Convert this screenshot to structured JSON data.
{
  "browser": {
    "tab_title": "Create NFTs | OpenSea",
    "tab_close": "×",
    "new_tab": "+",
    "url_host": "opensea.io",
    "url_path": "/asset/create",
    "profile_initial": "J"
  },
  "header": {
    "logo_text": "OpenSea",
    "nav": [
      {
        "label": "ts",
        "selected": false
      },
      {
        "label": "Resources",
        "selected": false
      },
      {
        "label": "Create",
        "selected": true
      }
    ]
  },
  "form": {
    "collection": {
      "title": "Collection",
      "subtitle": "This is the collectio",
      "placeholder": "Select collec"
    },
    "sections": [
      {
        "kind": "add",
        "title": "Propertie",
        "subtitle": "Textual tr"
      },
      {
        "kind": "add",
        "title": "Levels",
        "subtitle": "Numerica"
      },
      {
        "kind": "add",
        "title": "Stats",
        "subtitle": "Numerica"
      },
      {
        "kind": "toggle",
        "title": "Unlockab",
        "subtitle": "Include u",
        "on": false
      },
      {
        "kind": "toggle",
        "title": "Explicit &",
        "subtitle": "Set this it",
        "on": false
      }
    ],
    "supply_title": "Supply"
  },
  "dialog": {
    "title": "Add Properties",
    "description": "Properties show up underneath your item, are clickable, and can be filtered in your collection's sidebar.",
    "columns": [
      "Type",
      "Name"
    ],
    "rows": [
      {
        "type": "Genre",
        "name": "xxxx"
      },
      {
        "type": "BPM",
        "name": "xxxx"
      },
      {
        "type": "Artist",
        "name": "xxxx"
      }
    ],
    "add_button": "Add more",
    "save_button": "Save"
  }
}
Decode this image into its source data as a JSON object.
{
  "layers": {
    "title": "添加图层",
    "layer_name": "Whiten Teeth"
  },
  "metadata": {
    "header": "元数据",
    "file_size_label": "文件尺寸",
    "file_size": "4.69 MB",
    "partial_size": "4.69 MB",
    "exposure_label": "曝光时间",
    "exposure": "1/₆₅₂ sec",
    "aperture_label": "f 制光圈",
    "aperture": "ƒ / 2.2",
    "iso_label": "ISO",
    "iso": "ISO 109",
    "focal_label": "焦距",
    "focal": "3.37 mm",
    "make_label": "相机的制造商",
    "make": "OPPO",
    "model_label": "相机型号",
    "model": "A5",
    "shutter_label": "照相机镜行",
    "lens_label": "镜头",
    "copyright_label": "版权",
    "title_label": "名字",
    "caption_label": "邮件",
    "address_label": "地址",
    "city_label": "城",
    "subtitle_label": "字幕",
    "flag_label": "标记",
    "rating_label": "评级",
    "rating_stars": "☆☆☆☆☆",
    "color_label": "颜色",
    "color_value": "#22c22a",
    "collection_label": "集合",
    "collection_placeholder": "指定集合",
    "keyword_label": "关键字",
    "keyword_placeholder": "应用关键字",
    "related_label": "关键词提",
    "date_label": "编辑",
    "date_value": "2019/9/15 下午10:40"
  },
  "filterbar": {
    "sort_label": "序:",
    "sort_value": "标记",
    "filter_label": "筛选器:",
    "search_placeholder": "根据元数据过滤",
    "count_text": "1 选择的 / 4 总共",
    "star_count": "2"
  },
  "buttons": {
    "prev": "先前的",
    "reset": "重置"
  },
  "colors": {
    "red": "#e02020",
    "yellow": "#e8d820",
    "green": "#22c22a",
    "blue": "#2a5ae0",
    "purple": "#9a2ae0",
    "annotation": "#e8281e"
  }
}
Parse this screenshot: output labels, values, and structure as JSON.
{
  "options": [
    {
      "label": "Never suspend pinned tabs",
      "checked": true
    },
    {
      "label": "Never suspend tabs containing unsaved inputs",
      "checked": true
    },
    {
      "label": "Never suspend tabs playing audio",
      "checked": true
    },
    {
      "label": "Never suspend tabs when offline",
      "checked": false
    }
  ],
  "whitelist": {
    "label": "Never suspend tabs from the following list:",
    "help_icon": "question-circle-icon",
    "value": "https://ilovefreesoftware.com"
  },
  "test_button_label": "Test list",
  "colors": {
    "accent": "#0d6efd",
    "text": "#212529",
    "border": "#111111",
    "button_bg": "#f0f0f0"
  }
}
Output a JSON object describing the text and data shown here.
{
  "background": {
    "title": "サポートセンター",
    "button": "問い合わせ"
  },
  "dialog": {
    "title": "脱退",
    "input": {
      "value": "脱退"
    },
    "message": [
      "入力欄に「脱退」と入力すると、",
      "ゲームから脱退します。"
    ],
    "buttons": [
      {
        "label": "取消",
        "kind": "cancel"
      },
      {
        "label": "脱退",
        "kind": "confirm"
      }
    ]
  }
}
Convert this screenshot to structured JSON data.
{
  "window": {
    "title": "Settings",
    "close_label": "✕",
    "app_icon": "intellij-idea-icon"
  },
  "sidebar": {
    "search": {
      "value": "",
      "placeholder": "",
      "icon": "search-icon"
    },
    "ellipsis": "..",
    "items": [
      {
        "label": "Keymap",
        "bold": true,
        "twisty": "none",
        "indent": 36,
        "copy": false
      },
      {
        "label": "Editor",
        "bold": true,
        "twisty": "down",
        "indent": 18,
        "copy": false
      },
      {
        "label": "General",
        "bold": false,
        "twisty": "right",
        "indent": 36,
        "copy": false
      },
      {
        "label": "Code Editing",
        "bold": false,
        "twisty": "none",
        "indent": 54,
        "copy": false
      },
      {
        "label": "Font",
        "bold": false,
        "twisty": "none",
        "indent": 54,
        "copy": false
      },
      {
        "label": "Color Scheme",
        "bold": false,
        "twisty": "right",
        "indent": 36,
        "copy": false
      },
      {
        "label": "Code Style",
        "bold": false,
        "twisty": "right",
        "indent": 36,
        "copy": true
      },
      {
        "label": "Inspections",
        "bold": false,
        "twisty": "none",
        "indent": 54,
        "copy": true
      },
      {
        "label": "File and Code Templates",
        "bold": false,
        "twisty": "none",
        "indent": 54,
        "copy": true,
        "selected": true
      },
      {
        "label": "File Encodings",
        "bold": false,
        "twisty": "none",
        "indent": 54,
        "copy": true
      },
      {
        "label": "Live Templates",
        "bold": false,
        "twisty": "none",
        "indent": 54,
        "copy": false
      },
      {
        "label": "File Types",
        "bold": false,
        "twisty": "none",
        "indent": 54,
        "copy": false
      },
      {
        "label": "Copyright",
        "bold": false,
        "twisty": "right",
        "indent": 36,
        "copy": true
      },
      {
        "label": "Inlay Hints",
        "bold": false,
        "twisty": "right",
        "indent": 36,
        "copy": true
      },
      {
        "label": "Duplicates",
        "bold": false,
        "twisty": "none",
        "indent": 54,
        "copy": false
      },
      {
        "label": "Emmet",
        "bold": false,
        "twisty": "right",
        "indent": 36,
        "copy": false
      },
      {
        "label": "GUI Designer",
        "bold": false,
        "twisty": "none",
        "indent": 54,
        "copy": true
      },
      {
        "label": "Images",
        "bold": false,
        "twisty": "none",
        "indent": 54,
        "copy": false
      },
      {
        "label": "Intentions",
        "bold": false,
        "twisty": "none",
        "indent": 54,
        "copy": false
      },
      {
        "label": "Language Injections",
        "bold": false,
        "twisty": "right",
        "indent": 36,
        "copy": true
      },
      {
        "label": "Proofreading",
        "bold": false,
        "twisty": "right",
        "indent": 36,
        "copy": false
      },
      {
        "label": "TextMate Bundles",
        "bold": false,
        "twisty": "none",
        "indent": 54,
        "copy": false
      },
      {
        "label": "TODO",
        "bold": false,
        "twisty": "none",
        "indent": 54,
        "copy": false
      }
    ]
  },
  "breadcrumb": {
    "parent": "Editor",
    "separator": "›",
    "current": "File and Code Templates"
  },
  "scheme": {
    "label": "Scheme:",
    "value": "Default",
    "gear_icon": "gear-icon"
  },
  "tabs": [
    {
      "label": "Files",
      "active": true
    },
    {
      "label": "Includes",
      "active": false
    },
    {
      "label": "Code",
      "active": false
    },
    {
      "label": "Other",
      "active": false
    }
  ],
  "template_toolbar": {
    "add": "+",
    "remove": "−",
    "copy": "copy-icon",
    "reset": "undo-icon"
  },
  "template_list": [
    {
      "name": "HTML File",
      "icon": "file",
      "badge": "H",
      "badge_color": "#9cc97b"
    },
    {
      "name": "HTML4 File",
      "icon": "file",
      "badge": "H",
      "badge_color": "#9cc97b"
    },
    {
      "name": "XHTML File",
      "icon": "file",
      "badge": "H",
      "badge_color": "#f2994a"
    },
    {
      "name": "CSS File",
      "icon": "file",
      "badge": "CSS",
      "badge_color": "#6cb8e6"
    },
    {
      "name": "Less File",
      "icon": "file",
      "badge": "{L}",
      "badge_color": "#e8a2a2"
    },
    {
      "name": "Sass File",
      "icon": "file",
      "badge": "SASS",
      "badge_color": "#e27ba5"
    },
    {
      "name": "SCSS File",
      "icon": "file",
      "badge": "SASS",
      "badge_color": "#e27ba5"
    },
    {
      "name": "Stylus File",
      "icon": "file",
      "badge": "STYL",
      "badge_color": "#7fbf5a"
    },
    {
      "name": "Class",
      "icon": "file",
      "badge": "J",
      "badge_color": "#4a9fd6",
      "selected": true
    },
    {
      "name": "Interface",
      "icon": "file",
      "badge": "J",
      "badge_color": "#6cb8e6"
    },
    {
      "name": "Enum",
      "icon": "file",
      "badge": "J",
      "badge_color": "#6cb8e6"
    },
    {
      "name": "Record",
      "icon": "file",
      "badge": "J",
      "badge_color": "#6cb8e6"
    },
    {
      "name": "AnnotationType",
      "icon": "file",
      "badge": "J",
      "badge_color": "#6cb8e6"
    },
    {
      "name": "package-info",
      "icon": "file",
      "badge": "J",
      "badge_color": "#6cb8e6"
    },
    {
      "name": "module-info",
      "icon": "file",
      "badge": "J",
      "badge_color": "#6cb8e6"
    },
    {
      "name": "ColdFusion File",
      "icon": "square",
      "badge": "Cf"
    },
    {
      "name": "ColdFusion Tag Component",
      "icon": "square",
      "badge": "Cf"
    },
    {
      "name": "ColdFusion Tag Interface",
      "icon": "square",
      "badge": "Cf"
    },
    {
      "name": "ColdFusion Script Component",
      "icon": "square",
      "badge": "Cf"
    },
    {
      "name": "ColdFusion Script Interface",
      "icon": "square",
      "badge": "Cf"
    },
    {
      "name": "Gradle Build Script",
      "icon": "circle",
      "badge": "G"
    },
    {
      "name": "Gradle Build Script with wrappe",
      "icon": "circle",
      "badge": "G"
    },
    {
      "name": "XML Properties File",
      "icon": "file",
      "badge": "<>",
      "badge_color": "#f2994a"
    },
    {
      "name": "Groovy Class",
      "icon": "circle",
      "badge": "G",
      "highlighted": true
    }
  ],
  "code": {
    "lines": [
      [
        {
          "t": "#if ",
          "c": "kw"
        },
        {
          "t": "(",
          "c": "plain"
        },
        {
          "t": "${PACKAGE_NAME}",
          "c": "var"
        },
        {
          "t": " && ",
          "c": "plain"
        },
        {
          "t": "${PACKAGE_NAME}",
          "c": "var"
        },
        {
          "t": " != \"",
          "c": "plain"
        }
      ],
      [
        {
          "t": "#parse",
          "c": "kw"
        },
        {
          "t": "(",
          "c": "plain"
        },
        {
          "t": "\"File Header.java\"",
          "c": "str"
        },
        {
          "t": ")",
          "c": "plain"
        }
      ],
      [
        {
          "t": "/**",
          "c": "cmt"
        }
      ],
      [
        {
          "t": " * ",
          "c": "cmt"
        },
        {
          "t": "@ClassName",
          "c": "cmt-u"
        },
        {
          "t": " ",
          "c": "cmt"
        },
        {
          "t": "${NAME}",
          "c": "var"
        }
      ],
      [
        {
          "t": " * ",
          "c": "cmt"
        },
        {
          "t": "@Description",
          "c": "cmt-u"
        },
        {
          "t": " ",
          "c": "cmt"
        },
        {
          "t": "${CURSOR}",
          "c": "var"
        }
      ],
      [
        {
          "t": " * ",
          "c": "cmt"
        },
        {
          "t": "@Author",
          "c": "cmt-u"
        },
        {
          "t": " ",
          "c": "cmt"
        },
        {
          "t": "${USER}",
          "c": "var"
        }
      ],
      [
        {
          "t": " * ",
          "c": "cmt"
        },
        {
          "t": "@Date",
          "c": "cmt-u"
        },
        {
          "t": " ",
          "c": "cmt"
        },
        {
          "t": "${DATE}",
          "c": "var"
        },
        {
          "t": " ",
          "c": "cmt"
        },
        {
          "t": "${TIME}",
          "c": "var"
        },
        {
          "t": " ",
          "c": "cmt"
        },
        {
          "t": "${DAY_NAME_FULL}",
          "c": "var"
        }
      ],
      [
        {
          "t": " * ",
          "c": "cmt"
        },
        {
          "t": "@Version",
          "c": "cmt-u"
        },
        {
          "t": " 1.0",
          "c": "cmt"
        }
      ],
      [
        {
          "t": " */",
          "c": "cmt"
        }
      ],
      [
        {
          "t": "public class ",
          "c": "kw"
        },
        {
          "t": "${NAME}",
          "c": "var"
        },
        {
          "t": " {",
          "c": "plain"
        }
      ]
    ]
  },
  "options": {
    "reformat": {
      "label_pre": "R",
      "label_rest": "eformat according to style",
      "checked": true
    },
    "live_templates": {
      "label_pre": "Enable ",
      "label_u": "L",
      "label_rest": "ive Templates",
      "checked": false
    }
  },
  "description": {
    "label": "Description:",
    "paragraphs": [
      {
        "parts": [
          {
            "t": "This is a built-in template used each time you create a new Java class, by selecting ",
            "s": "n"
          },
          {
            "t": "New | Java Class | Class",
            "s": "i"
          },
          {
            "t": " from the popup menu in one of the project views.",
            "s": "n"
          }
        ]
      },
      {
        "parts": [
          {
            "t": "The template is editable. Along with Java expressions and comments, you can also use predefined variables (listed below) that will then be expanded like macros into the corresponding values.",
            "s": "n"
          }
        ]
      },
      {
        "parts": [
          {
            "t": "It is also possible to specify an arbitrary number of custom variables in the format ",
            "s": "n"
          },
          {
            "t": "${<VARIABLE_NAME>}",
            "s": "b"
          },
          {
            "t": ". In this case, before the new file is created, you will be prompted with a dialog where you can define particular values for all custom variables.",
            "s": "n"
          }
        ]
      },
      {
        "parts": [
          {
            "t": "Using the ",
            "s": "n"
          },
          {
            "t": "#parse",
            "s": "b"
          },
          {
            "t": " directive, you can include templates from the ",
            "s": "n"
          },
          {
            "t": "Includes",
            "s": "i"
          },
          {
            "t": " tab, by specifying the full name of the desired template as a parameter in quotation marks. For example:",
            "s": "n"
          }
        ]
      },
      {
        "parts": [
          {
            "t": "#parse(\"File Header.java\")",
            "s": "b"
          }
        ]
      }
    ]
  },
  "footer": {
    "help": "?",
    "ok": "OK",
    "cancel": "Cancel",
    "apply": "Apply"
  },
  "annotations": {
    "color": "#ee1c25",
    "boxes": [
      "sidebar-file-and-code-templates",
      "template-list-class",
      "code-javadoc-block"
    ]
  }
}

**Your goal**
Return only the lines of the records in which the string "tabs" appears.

**Exercise response**
      "label": "Never suspend pinned tabs",
      "label": "Never suspend tabs containing unsaved inputs",
      "label": "Never suspend tabs playing audio",
      "label": "Never suspend tabs when offline",
    "label": "Never suspend tabs from the following list:",
  "tabs": [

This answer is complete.